Repeat, without any change, the entries presented below.
::: Given data :::
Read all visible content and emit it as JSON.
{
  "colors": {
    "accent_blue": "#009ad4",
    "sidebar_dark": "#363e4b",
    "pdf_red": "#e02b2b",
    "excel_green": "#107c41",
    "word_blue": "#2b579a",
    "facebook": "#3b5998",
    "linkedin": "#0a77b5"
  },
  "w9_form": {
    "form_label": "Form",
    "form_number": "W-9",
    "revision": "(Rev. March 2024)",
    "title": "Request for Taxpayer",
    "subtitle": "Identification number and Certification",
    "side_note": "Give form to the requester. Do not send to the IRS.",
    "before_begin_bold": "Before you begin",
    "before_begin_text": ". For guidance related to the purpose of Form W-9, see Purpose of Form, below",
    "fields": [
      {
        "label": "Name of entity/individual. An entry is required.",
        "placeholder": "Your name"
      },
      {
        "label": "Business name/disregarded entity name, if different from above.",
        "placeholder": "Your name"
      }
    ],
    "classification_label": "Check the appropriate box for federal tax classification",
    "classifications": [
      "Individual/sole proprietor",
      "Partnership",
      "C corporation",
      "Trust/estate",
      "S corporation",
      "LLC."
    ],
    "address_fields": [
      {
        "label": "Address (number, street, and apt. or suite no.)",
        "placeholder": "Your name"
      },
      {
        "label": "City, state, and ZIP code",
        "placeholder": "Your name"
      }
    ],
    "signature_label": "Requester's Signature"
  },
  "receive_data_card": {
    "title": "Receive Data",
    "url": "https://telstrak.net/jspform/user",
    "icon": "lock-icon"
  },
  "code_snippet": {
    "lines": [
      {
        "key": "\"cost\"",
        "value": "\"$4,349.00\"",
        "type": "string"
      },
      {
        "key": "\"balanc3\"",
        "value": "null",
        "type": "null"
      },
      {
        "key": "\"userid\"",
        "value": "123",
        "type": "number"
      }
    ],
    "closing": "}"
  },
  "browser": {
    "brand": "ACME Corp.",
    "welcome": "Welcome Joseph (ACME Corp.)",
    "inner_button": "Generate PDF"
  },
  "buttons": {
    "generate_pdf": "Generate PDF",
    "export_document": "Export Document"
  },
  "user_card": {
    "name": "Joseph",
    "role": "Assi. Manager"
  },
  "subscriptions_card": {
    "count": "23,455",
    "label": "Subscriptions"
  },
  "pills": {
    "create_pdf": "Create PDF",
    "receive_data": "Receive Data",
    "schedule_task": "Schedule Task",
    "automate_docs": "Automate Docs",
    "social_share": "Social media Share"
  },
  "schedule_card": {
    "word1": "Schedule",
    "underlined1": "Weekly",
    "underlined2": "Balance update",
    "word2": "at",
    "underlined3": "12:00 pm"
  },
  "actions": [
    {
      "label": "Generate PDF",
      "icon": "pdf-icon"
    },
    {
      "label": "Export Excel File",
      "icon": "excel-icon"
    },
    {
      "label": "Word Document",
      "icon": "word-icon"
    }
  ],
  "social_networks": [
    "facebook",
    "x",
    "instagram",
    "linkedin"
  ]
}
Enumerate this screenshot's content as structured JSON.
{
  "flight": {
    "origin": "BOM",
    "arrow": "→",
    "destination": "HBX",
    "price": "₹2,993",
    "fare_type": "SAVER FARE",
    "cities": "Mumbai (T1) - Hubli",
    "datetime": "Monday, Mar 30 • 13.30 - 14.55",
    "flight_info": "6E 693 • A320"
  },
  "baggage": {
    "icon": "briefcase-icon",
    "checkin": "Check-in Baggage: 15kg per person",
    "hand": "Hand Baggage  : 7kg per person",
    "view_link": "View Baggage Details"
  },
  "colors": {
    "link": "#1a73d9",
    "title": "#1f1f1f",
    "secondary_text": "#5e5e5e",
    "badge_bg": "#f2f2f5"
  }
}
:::
### Task response
Read all visible content and emit it as JSON.
{
  "colors": {
    "accent_blue": "#009ad4",
    "sidebar_dark": "#363e4b",
    "pdf_red": "#e02b2b",
    "excel_green": "#107c41",
    "word_blue": "#2b579a",
    "facebook": "#3b5998",
    "linkedin": "#0a77b5"
  },
  "w9_form": {
    "form_label": "Form",
    "form_number": "W-9",
    "revision": "(Rev. March 2024)",
    "title": "Request for Taxpayer",
    "subtitle": "Identification number and Certification",
    "side_note": "Give form to the requester. Do not send to the IRS.",
    "before_begin_bold": "Before you begin",
    "before_begin_text": ". For guidance related to the purpose of Form W-9, see Purpose of Form, below",
    "fields": [
      {
        "label": "Name of entity/individual. An entry is required.",
        "placeholder": "Your name"
      },
      {
        "label": "Business name/disregarded entity name, if different from above.",
        "placeholder": "Your name"
      }
    ],
    "classification_label": "Check the appropriate box for federal tax classification",
    "classifications": [
      "Individual/sole proprietor",
      "Partnership",
      "C corporation",
      "Trust/estate",
      "S corporation",
      "LLC."
    ],
    "address_fields": [
      {
        "label": "Address (number, street, and apt. or suite no.)",
        "placeholder": "Your name"
      },
      {
        "label": "City, state, and ZIP code",
        "placeholder": "Your name"
      }
    ],
    "signature_label": "Requester's Signature"
  },
  "receive_data_card": {
    "title": "Receive Data",
    "url": "https://telstrak.net/jspform/user",
    "icon": "lock-icon"
  },
  "code_snippet": {
    "lines": [
      {
        "key": "\"cost\"",
        "value": "\"$4,349.00\"",
        "type": "string"
      },
      {
        "key": "\"balanc3\"",
        "value": "null",
        "type": "null"
      },
      {
        "key": "\"userid\"",
        "value": "123",
        "type": "number"
      }
    ],
    "closing": "}"
  },
  "browser": {
    "brand": "ACME Corp.",
    "welcome": "Welcome Joseph (ACME Corp.)",
    "inner_button": "Generate PDF"
  },
  "buttons": {
    "generate_pdf": "Generate PDF",
    "export_document": "Export Document"
  },
  "user_card": {
    "name": "Joseph",
    "role": "Assi. Manager"
  },
  "subscriptions_card": {
    "count": "23,455",
    "label": "Subscriptions"
  },
  "pills": {
    "create_pdf": "Create PDF",
    "receive_data": "Receive Data",
    "schedule_task": "Schedule Task",
    "automate_docs": "Automate Docs",
    "social_share": "Social media Share"
  },
  "schedule_card": {
    "word1": "Schedule",
    "underlined1": "Weekly",
    "underlined2": "Balance update",
    "word2": "at",
    "underlined3": "12:00 pm"
  },
  "actions": [
    {
      "label": "Generate PDF",
      "icon": "pdf-icon"
    },
    {
      "label": "Export Excel File",
      "icon": "excel-icon"
    },
    {
      "label": "Word Document",
      "icon": "word-icon"
    }
  ],
  "social_networks": [
    "facebook",
    "x",
    "instagram",
    "linkedin"
  ]
}
Enumerate this screenshot's content as structured JSON.
{
  "flight": {
    "origin": "BOM",
    "arrow": "→",
    "destination": "HBX",
    "price": "₹2,993",
    "fare_type": "SAVER FARE",
    "cities": "Mumbai (T1) - Hubli",
    "datetime": "Monday, Mar 30 • 13.30 - 14.55",
    "flight_info": "6E 693 • A320"
  },
  "baggage": {
    "icon": "briefcase-icon",
    "checkin": "Check-in Baggage: 15kg per person",
    "hand": "Hand Baggage  : 7kg per person",
    "view_link": "View Baggage Details"
  },
  "colors": {
    "link": "#1a73d9",
    "title": "#1f1f1f",
    "secondary_text": "#5e5e5e",
    "badge_bg": "#f2f2f5"
  }
}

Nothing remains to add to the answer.